Start: April 2017
The OPERa Study: Evaluating QoL After Rectal Cancer Surgery

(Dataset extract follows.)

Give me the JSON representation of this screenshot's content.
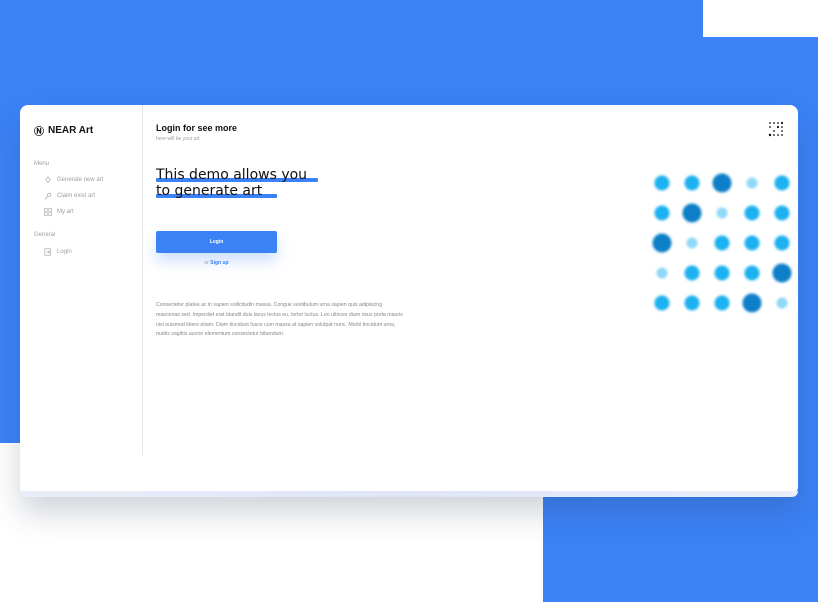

Advances in rectal cancer management have significantly reduced morbidity and mortality. The most commonly performed operation for rectal cancer is restorative proctectomy (RP), leaving up to 70% with long-term bowel dysfunction called Low Anterior Resection Syndrome (LARS). LARS manifests as stool frequency, incontinence and difficult defecation. LARS, along with other functional impairments such as sexual and urinary dysfunction (SUD), can impact quality of life (QoL) and cause emotional distress. There is no well-established treatment strategy for LARS or SUD. High-quality longitudinal data on these sequalae are lacking, leading to variable estimates of their prevalence, risk factors and prognosis. Most studies are European, cross-sectional, lack pre-treatment evaluation and long-term follow-up, and use inconsistent assessment measures. Thus, a North American study that evaluates patients longitudinally from diagnosis will provide quality data to fill this knowledge gap. The main aim of the proposed study is to contribute evidence regarding the impact of LARS, SUD, emotional/financial distress, and patient activation on long-term post-treatment QoL in North American rectal cancer after RP. This study aims to address the following research questions: 1): How do North American rectal cancer patients who underwent RP experience changes in function (bowel, sexual and urinary), distress (emotional and financial) and QoL after RP from baseline through early and late timepoints following treatment? 2): How do patient-, disease-, treatment-, functional- and distress-related factors predict QoL at baseline and at early and late timepoints post-treatment? This multicenter North American, observational, prospective cohort study relies on validated patient reported outcome measures (PROMs) at diagnosis, during and post-treatment. Patients from 20 sites will be recruited over 2 years and followed for 3 years. The primary endpoint is QoL as measured by the European Organization for Research & Treatment of Cancer QoL questionnaire. We anticipate accrual of 1200 patients. Estimating a 30% attrition rate, in 1000 different simulated datasets and ?=0.05, we will be able to detect a 1 point difference in QoL 88% of the time (95%CI: 85.8, 90.0). Given that a 10-point difference is considered clinically significant, this sample size affords good precision. 1) QoL, LARS, SUD, emotional/financial distress will be measured at baseline, early (12 & 18 months) and late (2 & 3 years) timepoints. 2) Changes over time for each outcome will be studied using linear mixed models (LMM) and generalized LMM as appropriate to account for the hierarchical and longitudinal structure of the data. 3) Factors associated with QoL will be explored using LMM. 4) Impact of patient activation in relation to functional outcomes on QoL over time will be explored using a difference-in-differences approach. The study involves a multidisciplinary team who will provide expertise in research methodology, nursing, oncology and surgery. The main contributions of this study are 1) provision of reference baseline North American values for important rectal cancer PROMs for clinical and research use, 2) an understanding of the evolution of functional outcomes and QoL post-treatment to counsel patients peri-operatively and throughout survivorship, and 3) to provide the basis for future tailored programs to support rectal cancer survivors.

Start: September 2021